  18. ^ a b Quattrocchi, Umberto (2000). CRC World Dictionary of Plant Names: Common Names, Scientific Names, Eponyms, Synonyms, and Etymology, vol. 1. CRC Press. p. 131. ISBN 9780849326738.
  19. ^ "Sello: 1683- Forjadores de América. Padre José de Anchieta. 2,50 pts lila y azulde España Europa".
  20. ^ Anchieta, José do Brasil at IMDb Edit this at Wikidata
  21. ^ Maria Ignês Carlos Magno, "História e literatura através do cinema", in Videografia, available online, accessed 9 April 2014
  22. ^ Index ac status causarum beatificationis servorum dei et canonizationis beatorum (in Latin). Typis polyglottis vaticanis. January 1953. p. 123.
  23. ^ "El lagunero Padre Anchieta será canonizado en abril". (in Spanish). 28 February 2014. Retrieved 27 October 2023.
  24. ^ Barbuzano, D. (1 March 2014). "La canonización de Anchieta en primicia" (in Spanish). Archived from the original on 15 February 2017.
  25. ^ Scaramuzzi, Jacopo (3 April 2014). "'Flying Priest' Becomes a Saint". Vatican Insider. Retrieved 3 April 2014.
  26. ^ "Santos españoles canonizados por el Papa Francisco. Conferencia Episcopal Española". Spanish Episcopal Conference (in Spanish). Archived from the original on 18 October 2016. Retrieved 9 June 2016.
  27. ^ "Patrones e Intercesores de la Jornada Mundial de la Juventud 2013". World Youth Day 2013. Archived from the original on 18 June 2012.
  28. ^ "53ª ASSEMBLEIA GERAL DA CNBB - Arquidiocese de Fortaleza". Arquidiocese de Fortaleza. Archived from the original on 18 May 2015. Retrieved 6 May 2015.
  29. ^ Barbuzano, Domingo (10 March 2014). "La Catedral custodia una reliquia de Anchieta" (in Spanish). Archived from the original on 9 January 2016.
  30. ^ a b "Fiesta de San José de Anchieta". Roman Catholic Diocese of San Cristóbal de La Laguna (in Spanish). 8 June 2016. Archived from the original on 4 August 2016.
  31. ^ "Museo Nacional de São José de Anchieta em Santuário Nacional de São José de Anchieta". Archived from the original on 27 July 2016. Retrieved 9 June 2016.
  32. ^ Scalzer, Patrícia (26 April 2015). "São José de Anchieta é declarado padroeiro do Brasil". Globo. Archived from the original on 4 March 2016. Retrieved 9 June 2016.

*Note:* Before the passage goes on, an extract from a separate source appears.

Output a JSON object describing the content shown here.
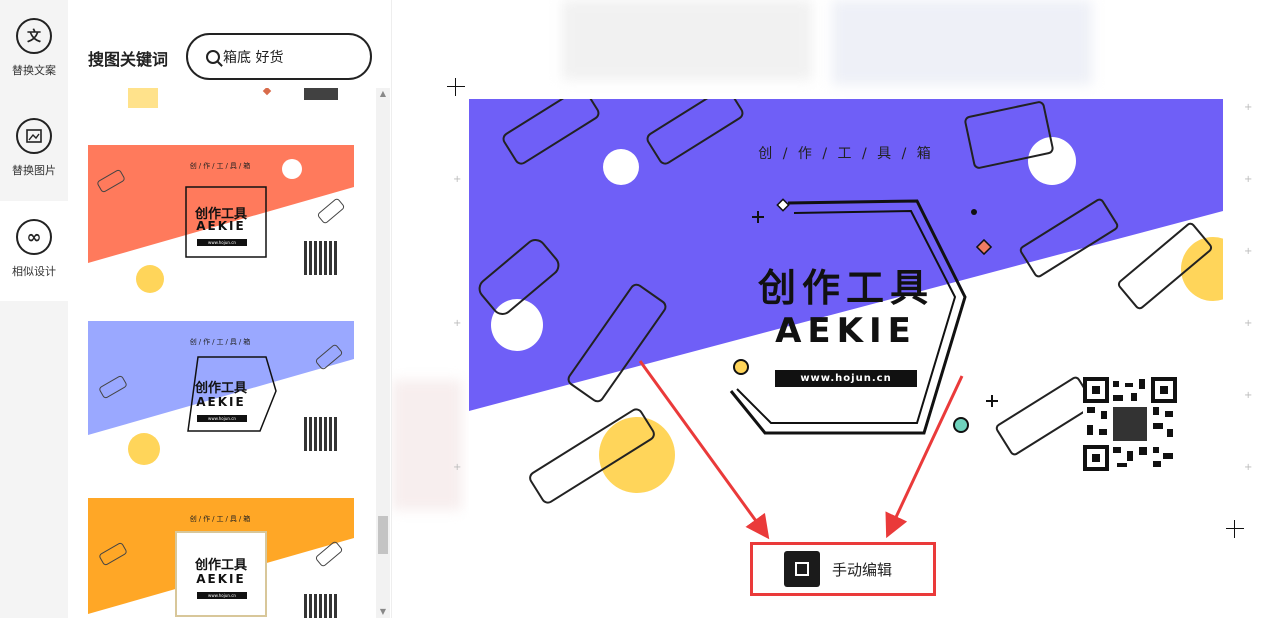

Further reading[edit]

  • Dominian, Helen G. (1958). Apostle of Brazil: The Biography of Padre José de Anchieta, S.J. (1534–1597). Exposition Press.
  • de Lima, Jorge (1934). Anchieta (in Spanish). Rio de Janeiro: Civilisação Brasileira.

External links[edit]